### Website and app data records
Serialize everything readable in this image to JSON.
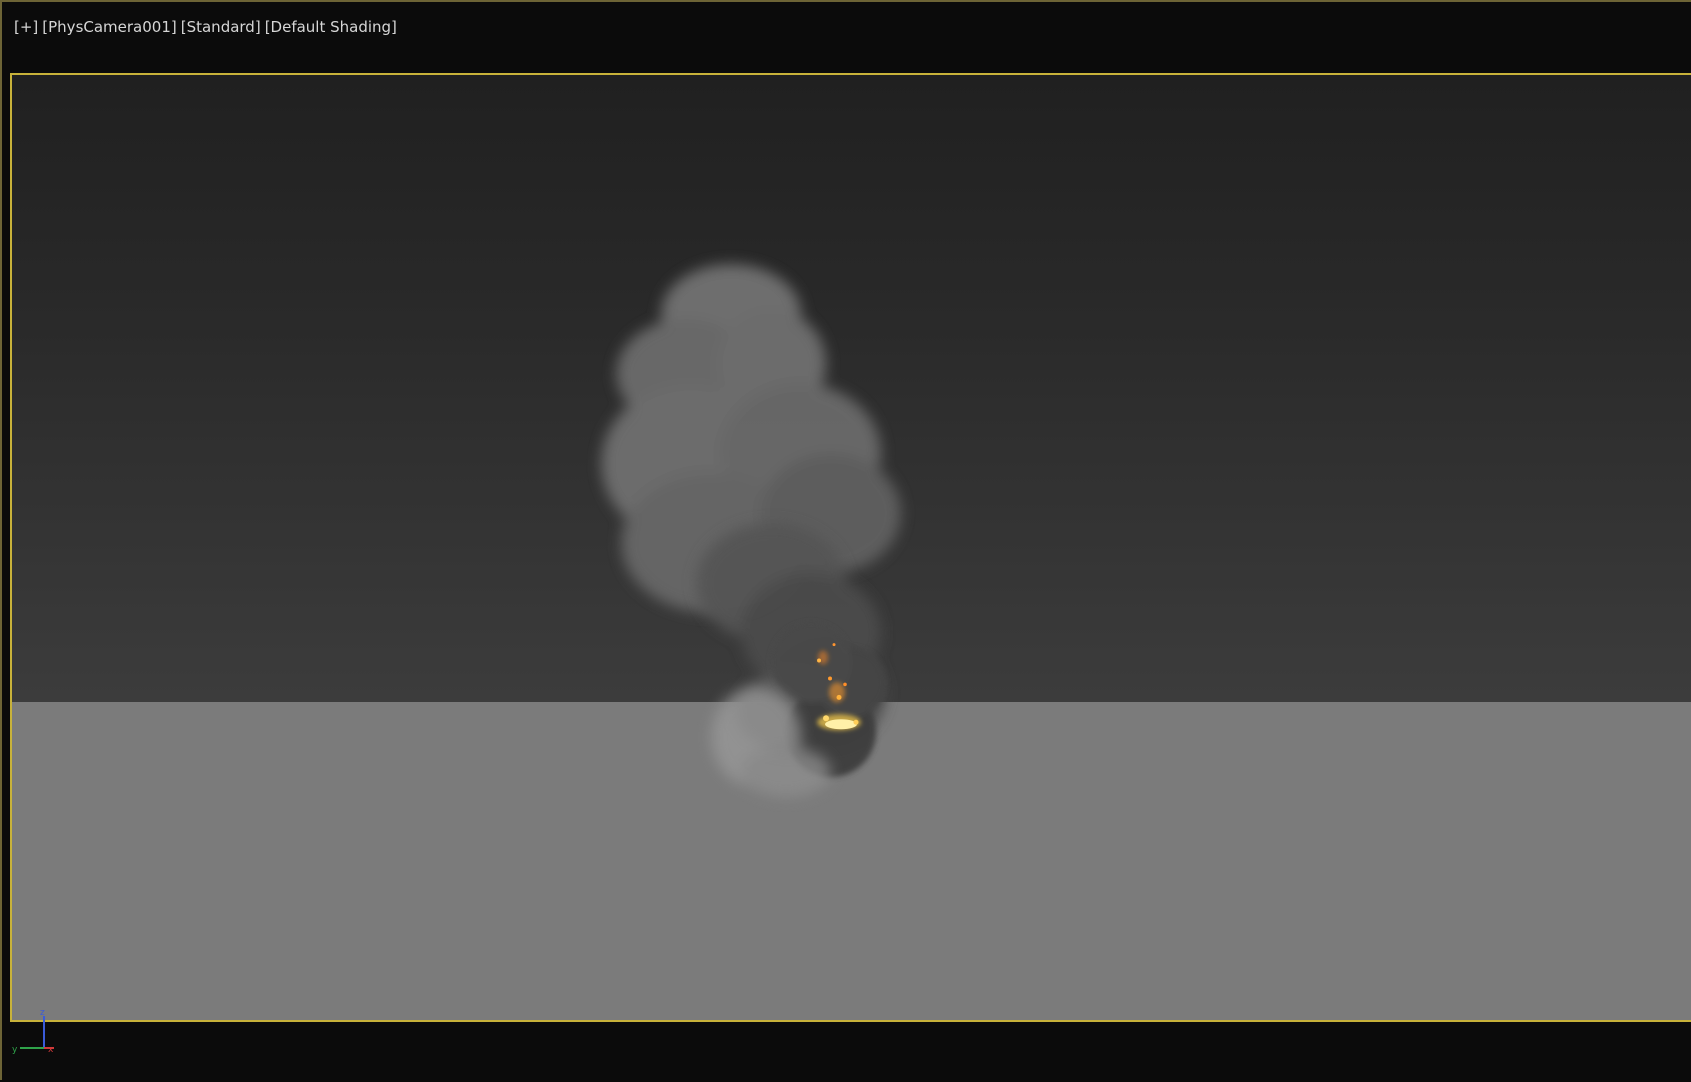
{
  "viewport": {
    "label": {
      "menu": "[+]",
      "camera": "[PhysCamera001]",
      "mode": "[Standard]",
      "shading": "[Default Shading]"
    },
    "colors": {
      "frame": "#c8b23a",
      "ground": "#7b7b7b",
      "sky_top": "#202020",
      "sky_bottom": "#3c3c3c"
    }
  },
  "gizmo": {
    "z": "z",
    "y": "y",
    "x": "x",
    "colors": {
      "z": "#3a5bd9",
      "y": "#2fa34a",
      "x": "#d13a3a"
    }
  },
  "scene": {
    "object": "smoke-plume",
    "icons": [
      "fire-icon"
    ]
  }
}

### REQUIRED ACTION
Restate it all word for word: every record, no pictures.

### TASK OUTPUT
Serialize everything readable in this image to JSON.
{
  "viewport": {
    "label": {
      "menu": "[+]",
      "camera": "[PhysCamera001]",
      "mode": "[Standard]",
      "shading": "[Default Shading]"
    },
    "colors": {
      "frame": "#c8b23a",
      "ground": "#7b7b7b",
      "sky_top": "#202020",
      "sky_bottom": "#3c3c3c"
    }
  },
  "gizmo": {
    "z": "z",
    "y": "y",
    "x": "x",
    "colors": {
      "z": "#3a5bd9",
      "y": "#2fa34a",
      "x": "#d13a3a"
    }
  },
  "scene": {
    "object": "smoke-plume",
    "icons": [
      "fire-icon"
    ]
  }
}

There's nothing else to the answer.